* [Supplied material]:
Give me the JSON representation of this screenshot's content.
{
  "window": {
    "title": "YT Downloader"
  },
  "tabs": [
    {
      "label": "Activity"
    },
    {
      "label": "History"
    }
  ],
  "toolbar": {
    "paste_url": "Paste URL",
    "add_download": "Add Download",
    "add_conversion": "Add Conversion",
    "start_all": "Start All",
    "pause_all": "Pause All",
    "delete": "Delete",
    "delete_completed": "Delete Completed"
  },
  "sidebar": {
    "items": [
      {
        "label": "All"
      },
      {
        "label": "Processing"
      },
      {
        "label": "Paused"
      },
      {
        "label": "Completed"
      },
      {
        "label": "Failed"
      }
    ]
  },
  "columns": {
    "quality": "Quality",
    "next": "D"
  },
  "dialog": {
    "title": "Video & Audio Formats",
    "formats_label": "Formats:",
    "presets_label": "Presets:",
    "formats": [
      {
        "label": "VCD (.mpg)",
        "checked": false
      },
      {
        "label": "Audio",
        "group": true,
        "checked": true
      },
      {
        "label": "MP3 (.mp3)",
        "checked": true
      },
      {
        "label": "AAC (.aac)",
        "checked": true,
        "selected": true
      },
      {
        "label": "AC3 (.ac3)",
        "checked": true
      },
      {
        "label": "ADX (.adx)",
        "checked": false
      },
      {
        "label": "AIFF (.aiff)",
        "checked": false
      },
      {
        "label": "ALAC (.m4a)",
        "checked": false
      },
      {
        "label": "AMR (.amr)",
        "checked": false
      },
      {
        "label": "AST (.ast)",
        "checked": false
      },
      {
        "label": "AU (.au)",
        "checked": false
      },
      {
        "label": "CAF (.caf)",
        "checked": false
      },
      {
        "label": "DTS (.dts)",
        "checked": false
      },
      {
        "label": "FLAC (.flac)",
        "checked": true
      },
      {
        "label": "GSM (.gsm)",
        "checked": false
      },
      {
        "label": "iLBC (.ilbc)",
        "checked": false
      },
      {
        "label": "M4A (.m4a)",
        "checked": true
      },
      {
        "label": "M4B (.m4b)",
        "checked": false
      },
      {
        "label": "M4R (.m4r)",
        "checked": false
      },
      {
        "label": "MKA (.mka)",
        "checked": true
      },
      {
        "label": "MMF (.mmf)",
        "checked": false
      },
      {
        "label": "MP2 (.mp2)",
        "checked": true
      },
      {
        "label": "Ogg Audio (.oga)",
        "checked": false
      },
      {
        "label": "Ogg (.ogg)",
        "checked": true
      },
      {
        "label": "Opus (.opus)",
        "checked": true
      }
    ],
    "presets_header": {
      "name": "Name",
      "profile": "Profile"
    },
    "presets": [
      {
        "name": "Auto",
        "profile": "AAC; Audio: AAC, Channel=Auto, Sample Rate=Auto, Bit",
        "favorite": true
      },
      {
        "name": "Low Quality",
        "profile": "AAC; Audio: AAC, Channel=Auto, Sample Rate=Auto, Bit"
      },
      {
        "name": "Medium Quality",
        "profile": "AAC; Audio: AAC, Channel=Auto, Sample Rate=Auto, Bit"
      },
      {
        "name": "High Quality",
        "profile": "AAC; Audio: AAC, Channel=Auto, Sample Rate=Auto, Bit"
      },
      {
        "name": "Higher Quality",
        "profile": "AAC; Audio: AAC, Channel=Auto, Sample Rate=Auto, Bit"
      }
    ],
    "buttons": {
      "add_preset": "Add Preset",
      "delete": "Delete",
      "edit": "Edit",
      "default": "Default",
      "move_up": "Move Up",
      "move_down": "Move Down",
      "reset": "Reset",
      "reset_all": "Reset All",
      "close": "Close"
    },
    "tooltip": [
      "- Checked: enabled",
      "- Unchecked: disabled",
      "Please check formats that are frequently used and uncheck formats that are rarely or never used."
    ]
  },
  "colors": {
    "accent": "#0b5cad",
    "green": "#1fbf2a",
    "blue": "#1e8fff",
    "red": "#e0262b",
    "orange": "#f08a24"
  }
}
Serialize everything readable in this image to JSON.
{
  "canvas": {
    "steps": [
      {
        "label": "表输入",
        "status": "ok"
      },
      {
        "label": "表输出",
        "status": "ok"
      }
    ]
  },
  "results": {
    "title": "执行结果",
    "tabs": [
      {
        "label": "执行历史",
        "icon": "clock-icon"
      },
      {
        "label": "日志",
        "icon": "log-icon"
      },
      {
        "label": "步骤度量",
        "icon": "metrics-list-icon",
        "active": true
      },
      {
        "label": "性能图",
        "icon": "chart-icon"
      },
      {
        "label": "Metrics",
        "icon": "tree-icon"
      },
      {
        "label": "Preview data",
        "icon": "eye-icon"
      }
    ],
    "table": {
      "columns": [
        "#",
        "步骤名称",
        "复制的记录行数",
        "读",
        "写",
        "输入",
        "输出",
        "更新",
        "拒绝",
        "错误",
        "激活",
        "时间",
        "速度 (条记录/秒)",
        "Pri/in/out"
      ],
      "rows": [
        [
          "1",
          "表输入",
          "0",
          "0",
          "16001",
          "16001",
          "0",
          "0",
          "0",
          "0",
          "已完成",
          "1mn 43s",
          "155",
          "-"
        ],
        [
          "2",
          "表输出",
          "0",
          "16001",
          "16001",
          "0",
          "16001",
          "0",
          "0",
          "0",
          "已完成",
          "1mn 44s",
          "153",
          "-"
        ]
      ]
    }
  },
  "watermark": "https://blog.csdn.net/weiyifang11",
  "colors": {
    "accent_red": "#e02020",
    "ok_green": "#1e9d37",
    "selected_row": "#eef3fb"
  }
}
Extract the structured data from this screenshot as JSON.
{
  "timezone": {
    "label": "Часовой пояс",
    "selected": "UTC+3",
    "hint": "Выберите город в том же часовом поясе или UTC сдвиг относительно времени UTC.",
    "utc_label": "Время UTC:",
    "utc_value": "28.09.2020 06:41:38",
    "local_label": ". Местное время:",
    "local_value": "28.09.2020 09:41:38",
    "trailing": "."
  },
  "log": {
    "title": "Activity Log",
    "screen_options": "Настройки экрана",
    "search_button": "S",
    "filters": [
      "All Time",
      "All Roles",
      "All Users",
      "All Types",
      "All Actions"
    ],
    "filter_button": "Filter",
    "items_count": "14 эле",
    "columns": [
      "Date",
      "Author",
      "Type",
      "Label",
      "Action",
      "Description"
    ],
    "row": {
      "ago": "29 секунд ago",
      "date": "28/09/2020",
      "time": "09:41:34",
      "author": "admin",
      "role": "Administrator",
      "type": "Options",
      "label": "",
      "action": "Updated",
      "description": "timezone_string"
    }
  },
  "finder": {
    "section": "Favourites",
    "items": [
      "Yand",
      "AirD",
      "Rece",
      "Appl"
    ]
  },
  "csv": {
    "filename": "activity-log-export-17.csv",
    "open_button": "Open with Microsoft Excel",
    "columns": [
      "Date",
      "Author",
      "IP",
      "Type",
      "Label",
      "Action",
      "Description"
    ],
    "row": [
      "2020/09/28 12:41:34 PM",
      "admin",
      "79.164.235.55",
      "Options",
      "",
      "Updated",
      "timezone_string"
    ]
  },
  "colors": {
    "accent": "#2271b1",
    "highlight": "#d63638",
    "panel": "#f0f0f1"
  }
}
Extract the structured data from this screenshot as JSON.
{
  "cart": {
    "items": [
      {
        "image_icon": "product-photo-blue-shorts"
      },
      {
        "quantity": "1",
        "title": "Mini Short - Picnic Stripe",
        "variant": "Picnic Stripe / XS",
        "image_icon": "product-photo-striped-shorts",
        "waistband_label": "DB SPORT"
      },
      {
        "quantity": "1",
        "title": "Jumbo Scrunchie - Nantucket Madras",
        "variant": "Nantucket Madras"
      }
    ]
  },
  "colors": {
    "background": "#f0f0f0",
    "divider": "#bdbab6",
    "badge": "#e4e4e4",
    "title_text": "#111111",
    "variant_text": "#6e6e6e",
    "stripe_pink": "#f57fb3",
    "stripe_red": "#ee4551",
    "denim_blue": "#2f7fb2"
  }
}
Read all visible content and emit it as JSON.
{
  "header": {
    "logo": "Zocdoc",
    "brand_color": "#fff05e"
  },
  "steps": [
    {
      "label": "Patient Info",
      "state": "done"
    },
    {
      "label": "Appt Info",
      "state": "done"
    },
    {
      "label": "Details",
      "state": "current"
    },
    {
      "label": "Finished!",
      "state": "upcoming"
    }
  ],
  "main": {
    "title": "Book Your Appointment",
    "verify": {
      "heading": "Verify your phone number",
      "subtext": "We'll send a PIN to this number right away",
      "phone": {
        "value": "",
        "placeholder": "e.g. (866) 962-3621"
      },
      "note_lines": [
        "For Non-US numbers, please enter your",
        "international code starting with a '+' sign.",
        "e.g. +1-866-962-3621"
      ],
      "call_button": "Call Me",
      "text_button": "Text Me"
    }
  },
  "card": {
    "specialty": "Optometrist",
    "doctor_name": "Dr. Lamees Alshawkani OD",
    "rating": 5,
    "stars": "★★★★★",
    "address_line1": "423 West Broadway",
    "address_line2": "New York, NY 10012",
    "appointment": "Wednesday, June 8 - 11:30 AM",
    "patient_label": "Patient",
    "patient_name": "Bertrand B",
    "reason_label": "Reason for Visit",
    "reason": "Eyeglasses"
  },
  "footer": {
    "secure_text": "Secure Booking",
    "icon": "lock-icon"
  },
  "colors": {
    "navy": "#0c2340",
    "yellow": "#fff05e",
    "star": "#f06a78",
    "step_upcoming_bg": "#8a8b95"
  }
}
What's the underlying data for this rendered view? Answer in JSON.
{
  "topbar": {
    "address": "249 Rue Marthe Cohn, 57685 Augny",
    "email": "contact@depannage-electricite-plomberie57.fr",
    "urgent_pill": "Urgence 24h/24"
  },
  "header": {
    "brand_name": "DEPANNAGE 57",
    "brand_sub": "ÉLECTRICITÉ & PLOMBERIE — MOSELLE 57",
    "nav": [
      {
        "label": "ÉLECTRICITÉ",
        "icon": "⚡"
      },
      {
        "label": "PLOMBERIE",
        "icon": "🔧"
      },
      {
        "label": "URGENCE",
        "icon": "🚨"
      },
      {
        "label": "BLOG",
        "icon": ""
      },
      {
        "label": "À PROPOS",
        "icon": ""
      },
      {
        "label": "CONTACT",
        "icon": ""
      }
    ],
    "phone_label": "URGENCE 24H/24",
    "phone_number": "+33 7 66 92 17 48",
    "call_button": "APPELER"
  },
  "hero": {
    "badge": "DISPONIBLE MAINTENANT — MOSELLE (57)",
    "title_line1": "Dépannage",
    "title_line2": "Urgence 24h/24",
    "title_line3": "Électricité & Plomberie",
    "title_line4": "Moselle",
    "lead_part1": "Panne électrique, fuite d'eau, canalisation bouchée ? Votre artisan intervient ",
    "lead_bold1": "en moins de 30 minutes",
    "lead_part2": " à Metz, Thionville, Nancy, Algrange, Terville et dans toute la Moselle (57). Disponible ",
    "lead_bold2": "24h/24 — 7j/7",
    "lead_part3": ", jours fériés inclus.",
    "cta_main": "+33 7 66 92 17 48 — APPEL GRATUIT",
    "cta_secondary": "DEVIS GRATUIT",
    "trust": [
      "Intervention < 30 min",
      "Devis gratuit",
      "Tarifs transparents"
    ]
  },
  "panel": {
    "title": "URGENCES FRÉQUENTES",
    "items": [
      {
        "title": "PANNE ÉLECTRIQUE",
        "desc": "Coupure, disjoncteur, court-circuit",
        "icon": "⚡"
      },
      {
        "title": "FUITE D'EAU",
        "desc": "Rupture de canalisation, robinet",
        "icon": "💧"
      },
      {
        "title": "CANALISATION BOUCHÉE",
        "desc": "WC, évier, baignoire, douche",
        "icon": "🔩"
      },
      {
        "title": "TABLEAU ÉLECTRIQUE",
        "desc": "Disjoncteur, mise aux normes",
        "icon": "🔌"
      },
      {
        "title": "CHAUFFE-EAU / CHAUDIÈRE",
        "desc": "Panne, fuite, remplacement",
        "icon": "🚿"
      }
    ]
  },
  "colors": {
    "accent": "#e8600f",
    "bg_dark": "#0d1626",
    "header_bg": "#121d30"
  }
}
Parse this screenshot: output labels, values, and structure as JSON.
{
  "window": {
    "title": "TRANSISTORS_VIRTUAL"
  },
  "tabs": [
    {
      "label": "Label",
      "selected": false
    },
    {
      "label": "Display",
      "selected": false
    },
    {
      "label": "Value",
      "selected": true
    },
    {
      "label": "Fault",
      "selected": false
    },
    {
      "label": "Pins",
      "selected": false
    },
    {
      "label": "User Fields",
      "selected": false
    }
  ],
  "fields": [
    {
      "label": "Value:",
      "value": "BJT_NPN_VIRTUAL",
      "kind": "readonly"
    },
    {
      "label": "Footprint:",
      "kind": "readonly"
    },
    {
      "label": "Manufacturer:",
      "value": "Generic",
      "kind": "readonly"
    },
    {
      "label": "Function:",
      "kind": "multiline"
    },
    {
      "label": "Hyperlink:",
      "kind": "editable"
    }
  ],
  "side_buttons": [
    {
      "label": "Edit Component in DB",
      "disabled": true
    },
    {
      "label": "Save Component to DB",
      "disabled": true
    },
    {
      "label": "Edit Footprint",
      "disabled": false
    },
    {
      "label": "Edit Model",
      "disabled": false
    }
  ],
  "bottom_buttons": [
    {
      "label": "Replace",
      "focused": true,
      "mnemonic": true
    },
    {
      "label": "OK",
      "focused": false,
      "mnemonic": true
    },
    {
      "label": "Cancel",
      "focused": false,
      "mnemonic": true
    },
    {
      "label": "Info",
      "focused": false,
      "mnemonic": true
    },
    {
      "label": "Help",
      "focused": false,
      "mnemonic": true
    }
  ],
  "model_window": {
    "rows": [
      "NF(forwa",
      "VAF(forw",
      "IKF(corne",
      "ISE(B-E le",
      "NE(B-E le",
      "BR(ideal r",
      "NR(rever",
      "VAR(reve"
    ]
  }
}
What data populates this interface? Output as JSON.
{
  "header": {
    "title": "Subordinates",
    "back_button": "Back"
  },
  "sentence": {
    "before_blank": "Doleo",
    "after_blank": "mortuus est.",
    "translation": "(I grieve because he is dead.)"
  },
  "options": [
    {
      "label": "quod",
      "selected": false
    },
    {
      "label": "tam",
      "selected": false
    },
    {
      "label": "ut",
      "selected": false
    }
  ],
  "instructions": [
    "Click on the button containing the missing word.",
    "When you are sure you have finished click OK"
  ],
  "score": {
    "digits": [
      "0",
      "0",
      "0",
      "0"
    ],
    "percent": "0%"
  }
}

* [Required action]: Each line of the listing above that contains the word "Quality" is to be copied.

* [Response]:
    "quality": "Quality",
        "name": "Low Quality",
        "name": "Medium Quality",
        "name": "High Quality",
        "name": "Higher Quality",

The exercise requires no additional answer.